Fortunately is that the U.S. Postal Examination Service is dealing with Canadian law enforcement to stop these crimes. Avoidance, however, is still the very best medicine. Chief Postal Inspector L.R. Heath motivates consumers to secure themselves by following these ideas:
• • Watch out for anything that assures large sums of loan, such as sweepstakes or lotto profits, in exchange for your advance payment, contribution or financial investment.
• • Do not be pressured into making a decision about a deal. Examine it out first.
• • Be cautious about organisations that try to hide their mailing addresses and phone numbers, and evade concerns about their operations.
• • Understand that if you respond to even one of these “deals,” your name will be contributed to a “mooch” list by these wrongdoers. These are contact lists, just like those utilized by genuine businesses, that track individuals who have actually fallen for rip-offs in the past. They are bought and sold by these criminal enterprises and you can rely on being targeted once again.
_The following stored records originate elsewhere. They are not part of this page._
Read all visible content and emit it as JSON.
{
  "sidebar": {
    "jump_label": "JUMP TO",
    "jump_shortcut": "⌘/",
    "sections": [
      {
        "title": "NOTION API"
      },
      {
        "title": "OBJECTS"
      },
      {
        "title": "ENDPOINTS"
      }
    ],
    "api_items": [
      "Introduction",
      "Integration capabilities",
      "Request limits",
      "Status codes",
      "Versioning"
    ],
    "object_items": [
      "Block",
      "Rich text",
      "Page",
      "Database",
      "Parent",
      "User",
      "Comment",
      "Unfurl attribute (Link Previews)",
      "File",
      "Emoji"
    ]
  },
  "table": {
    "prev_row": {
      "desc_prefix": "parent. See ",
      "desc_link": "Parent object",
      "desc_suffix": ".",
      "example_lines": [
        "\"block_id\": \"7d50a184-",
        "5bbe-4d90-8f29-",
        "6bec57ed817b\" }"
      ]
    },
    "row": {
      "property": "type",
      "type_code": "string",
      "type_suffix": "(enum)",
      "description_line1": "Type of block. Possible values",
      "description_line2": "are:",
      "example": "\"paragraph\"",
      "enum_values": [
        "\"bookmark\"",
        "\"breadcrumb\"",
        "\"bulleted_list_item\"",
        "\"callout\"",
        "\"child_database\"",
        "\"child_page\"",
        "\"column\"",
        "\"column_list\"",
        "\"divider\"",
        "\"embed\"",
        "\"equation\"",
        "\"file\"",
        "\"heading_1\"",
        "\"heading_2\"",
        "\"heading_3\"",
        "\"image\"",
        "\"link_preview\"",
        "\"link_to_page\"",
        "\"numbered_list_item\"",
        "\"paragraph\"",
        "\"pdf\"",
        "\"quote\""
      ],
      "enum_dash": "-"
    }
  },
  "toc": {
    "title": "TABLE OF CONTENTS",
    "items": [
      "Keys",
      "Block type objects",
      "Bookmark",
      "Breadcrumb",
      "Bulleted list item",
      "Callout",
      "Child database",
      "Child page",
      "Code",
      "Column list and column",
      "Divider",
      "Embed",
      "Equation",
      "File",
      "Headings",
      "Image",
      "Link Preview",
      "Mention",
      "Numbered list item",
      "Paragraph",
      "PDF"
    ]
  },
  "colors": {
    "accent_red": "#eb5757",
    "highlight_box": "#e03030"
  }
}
The Postal Service’s Consumer Supporter Delores J. Killette said, “Older Americans need to be informed to prevent becoming victims of customer fraud and persuaded that it’s all right to state ‘no’ to solicitations. But their kids, a lot of whom are infant boomers, likewise need to contribute. They have to keep an eye on senior moms and dads and grandparents to secure them from scammers. Battling fraud really is a household matter.” Educated households are the best defense against these fraudsters-if they recognize the warning signs.